(Data records)
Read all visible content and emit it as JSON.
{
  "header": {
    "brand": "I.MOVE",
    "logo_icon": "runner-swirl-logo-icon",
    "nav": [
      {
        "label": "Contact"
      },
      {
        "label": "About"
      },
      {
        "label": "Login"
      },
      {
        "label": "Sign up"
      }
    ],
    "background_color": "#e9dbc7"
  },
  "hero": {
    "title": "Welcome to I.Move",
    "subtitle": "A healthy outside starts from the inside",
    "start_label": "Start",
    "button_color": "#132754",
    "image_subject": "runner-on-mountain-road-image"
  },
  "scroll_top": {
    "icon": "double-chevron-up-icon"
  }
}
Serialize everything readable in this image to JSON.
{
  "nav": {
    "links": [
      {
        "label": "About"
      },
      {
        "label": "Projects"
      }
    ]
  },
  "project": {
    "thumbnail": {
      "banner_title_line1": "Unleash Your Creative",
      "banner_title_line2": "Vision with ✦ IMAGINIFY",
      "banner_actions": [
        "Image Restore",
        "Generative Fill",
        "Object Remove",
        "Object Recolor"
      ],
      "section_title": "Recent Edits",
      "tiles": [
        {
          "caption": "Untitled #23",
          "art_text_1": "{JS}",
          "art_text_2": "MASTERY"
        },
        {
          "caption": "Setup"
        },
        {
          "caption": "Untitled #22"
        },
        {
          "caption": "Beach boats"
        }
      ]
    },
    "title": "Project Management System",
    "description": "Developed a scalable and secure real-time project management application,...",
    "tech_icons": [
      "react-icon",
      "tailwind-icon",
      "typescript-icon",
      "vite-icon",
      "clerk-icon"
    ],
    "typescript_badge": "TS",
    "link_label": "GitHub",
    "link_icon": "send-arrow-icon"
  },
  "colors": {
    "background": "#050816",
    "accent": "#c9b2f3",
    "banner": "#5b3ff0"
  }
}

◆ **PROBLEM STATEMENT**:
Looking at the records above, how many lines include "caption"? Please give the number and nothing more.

◆ **THE COMPLETED TASK**:
4